## Material provided
━━━━
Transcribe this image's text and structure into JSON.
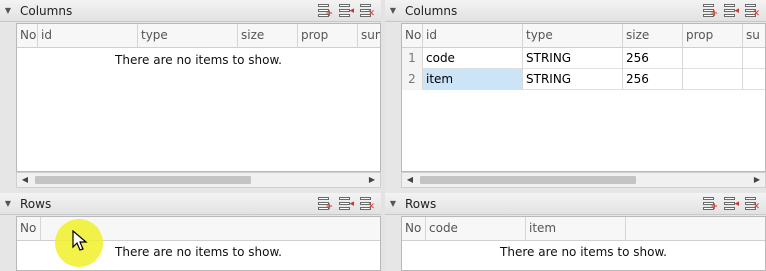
{
  "left_pane": {
    "columns_section": {
      "title": "Columns",
      "headers": [
        "No",
        "id",
        "type",
        "size",
        "prop",
        "sun"
      ],
      "empty_message": "There are no items to show."
    },
    "rows_section": {
      "title": "Rows",
      "headers": [
        "No",
        ""
      ],
      "empty_message": "There are no items to show."
    }
  },
  "right_pane": {
    "columns_section": {
      "title": "Columns",
      "headers": [
        "No",
        "id",
        "type",
        "size",
        "prop",
        "su"
      ],
      "rows": [
        {
          "no": "1",
          "id": "code",
          "type": "STRING",
          "size": "256",
          "prop": "",
          "su": ""
        },
        {
          "no": "2",
          "id": "item",
          "type": "STRING",
          "size": "256",
          "prop": "",
          "su": ""
        }
      ]
    },
    "rows_section": {
      "title": "Rows",
      "headers": [
        "No",
        "code",
        "item"
      ],
      "empty_message": "There are no items to show."
    }
  },
  "icons": {
    "collapse": "triangle-down-icon",
    "add_row": "add-row-icon",
    "insert_row": "insert-row-icon",
    "delete_row": "delete-row-icon",
    "scroll_left": "scroll-left-arrow-icon",
    "scroll_right": "scroll-right-arrow-icon"
  }
}
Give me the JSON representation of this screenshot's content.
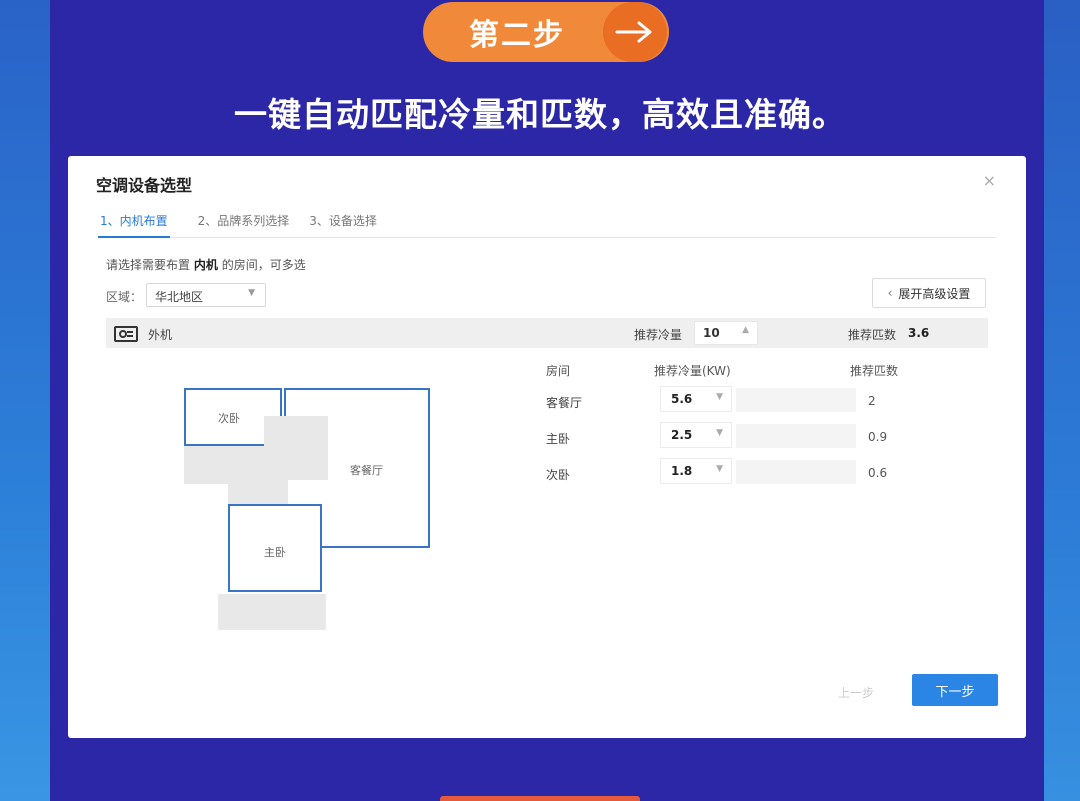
{
  "banner": {
    "step_label": "第二步",
    "headline": "一键自动匹配冷量和匹数，高效且准确。"
  },
  "dialog": {
    "title": "空调设备选型",
    "close": "×",
    "tabs": [
      {
        "label": "1、内机布置"
      },
      {
        "label": "2、品牌系列选择"
      },
      {
        "label": "3、设备选择"
      }
    ],
    "hint_prefix": "请选择需要布置",
    "hint_bold": "内机",
    "hint_suffix": "的房间，可多选",
    "region_label": "区域：",
    "region_value": "华北地区",
    "advanced_button": "展开高级设置",
    "outdoor": {
      "label": "外机",
      "rec_capacity_label": "推荐冷量",
      "rec_capacity_value": "10",
      "rec_hp_label": "推荐匹数",
      "rec_hp_value": "3.6"
    },
    "table": {
      "headers": {
        "room": "房间",
        "capacity": "推荐冷量(KW)",
        "hp": "推荐匹数"
      },
      "rows": [
        {
          "room": "客餐厅",
          "capacity": "5.6",
          "hp": "2"
        },
        {
          "room": "主卧",
          "capacity": "2.5",
          "hp": "0.9"
        },
        {
          "room": "次卧",
          "capacity": "1.8",
          "hp": "0.6"
        }
      ]
    },
    "floorplan": {
      "room_secondary": "次卧",
      "room_living": "客餐厅",
      "room_master": "主卧"
    },
    "prev_button": "上一步",
    "next_button": "下一步"
  },
  "colors": {
    "accent": "#2b85e4",
    "orange": "#f08a3a",
    "background": "#2b27a6"
  }
}
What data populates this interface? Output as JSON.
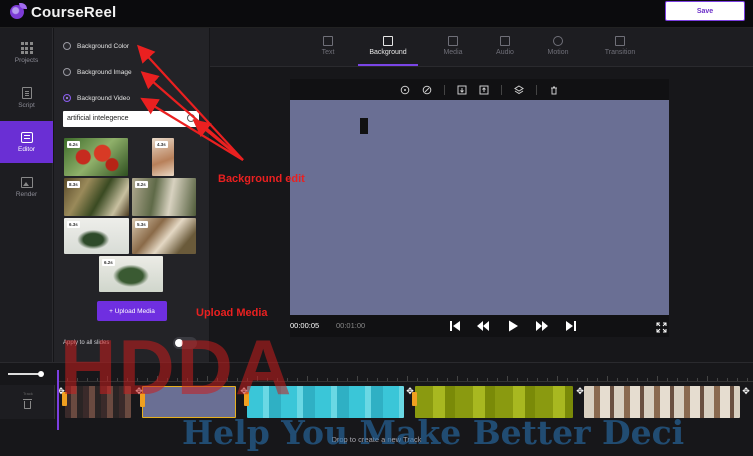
{
  "app": {
    "name": "CourseReel",
    "save_label": "Save"
  },
  "nav": [
    {
      "label": "Projects",
      "icon": "grid-icon"
    },
    {
      "label": "Script",
      "icon": "document-icon"
    },
    {
      "label": "Editor",
      "icon": "editor-icon",
      "active": true
    },
    {
      "label": "Render",
      "icon": "image-icon"
    }
  ],
  "panel": {
    "options": [
      {
        "label": "Background Color",
        "selected": false
      },
      {
        "label": "Background Image",
        "selected": false
      },
      {
        "label": "Background Video",
        "selected": true
      }
    ],
    "search_value": "artificial intelegence",
    "thumbs": [
      "6.2s",
      "4.3s",
      "8.3s",
      "8.2s",
      "6.3s",
      "5.3s",
      "6.2s"
    ],
    "upload_label": "+ Upload Media",
    "apply_label": "Apply to all slides",
    "apply_enabled": false
  },
  "tabs": [
    {
      "label": "Text",
      "icon": "text-icon"
    },
    {
      "label": "Background",
      "icon": "background-icon",
      "active": true
    },
    {
      "label": "Media",
      "icon": "media-icon"
    },
    {
      "label": "Audio",
      "icon": "audio-icon"
    },
    {
      "label": "Motion",
      "icon": "motion-icon"
    },
    {
      "label": "Transition",
      "icon": "transition-icon"
    }
  ],
  "player": {
    "current_time": "00:00:05",
    "total_time": "00:01:00"
  },
  "timeline": {
    "drop_text": "Drop to create a new Track",
    "track_label": "Track"
  },
  "annotations": {
    "background_edit": "Background edit",
    "upload_media": "Upload Media"
  },
  "watermark": {
    "title": "HDDA",
    "subtitle": "Help You Make Better Deci"
  },
  "colors": {
    "accent": "#6f2fe0",
    "canvas": "#6a6f94",
    "annotation": "#ea2020"
  }
}
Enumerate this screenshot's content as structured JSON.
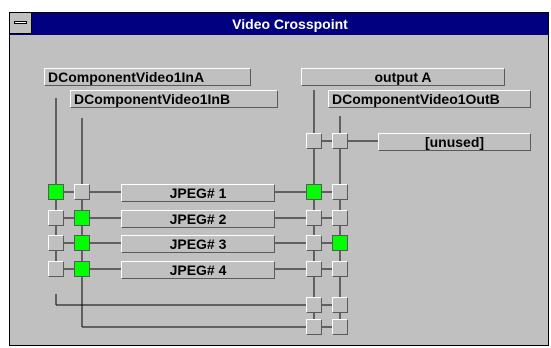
{
  "window": {
    "title": "Video Crosspoint",
    "system_menu_icon": "system-menu-icon"
  },
  "inputs": [
    {
      "label": "DComponentVideo1InA"
    },
    {
      "label": "DComponentVideo1InB"
    }
  ],
  "outputs": [
    {
      "label": "output A"
    },
    {
      "label": "DComponentVideo1OutB"
    }
  ],
  "unused_label": "[unused]",
  "jpeg_channels": [
    {
      "label": "JPEG# 1"
    },
    {
      "label": "JPEG# 2"
    },
    {
      "label": "JPEG# 3"
    },
    {
      "label": "JPEG# 4"
    }
  ],
  "active_color": "#00ff00",
  "crosspoints": {
    "input_side": [
      {
        "row": "JPEG# 1",
        "InA": true,
        "InB": false
      },
      {
        "row": "JPEG# 2",
        "InA": false,
        "InB": true
      },
      {
        "row": "JPEG# 3",
        "InA": false,
        "InB": true
      },
      {
        "row": "JPEG# 4",
        "InA": false,
        "InB": true
      }
    ],
    "output_side": [
      {
        "row": "[unused]",
        "OutA": false,
        "OutB": false
      },
      {
        "row": "JPEG# 1",
        "OutA": true,
        "OutB": false
      },
      {
        "row": "JPEG# 2",
        "OutA": false,
        "OutB": false
      },
      {
        "row": "JPEG# 3",
        "OutA": false,
        "OutB": true
      },
      {
        "row": "JPEG# 4",
        "OutA": false,
        "OutB": false
      },
      {
        "row": "InA loop",
        "OutA": false,
        "OutB": false
      },
      {
        "row": "InB loop",
        "OutA": false,
        "OutB": false
      }
    ]
  }
}
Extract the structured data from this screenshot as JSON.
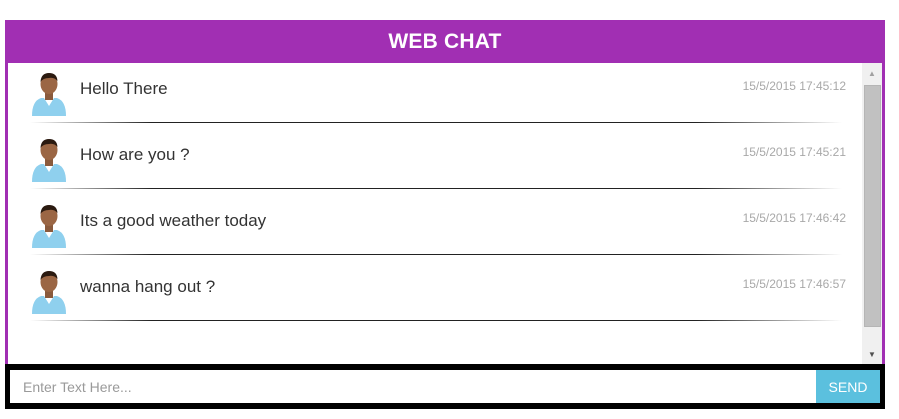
{
  "header": {
    "title": "WEB CHAT"
  },
  "messages": [
    {
      "text": "Hello There",
      "time": "15/5/2015 17:45:12",
      "avatar_icon": "user-avatar-icon"
    },
    {
      "text": "How are you ?",
      "time": "15/5/2015 17:45:21",
      "avatar_icon": "user-avatar-icon"
    },
    {
      "text": "Its a good weather today",
      "time": "15/5/2015 17:46:42",
      "avatar_icon": "user-avatar-icon"
    },
    {
      "text": "wanna hang out ?",
      "time": "15/5/2015 17:46:57",
      "avatar_icon": "user-avatar-icon"
    }
  ],
  "input": {
    "placeholder": "Enter Text Here...",
    "value": ""
  },
  "send": {
    "label": "SEND"
  },
  "colors": {
    "header_bg": "#a12fb3",
    "send_bg": "#5bc0de",
    "input_bar_bg": "#000000",
    "timestamp": "#a8a8a8"
  }
}
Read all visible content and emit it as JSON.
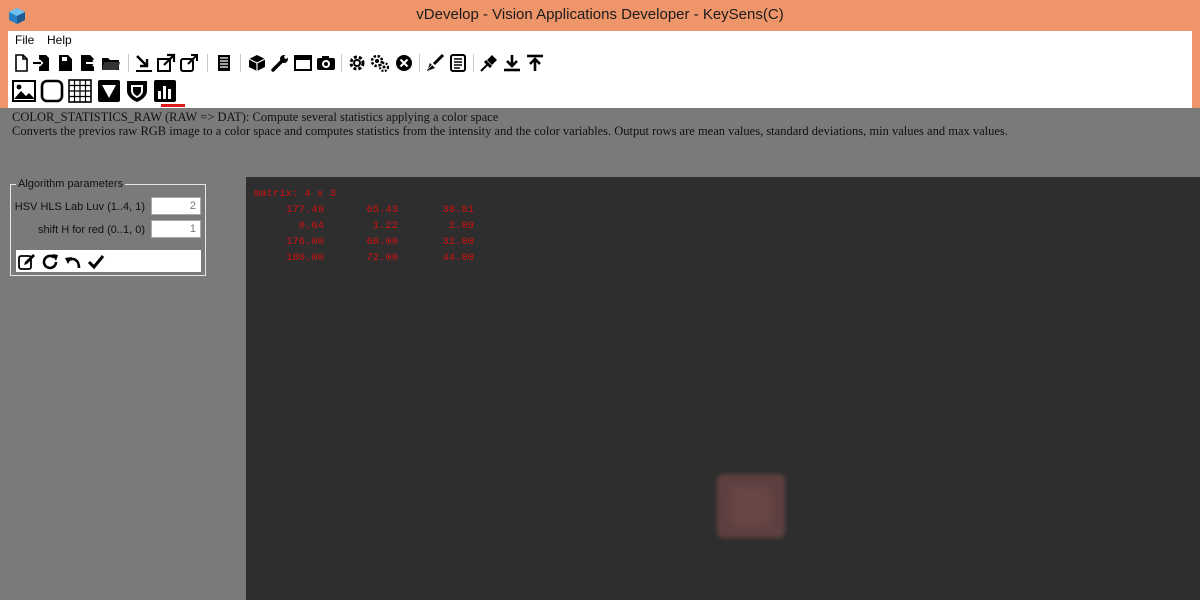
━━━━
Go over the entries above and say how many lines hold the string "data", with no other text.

2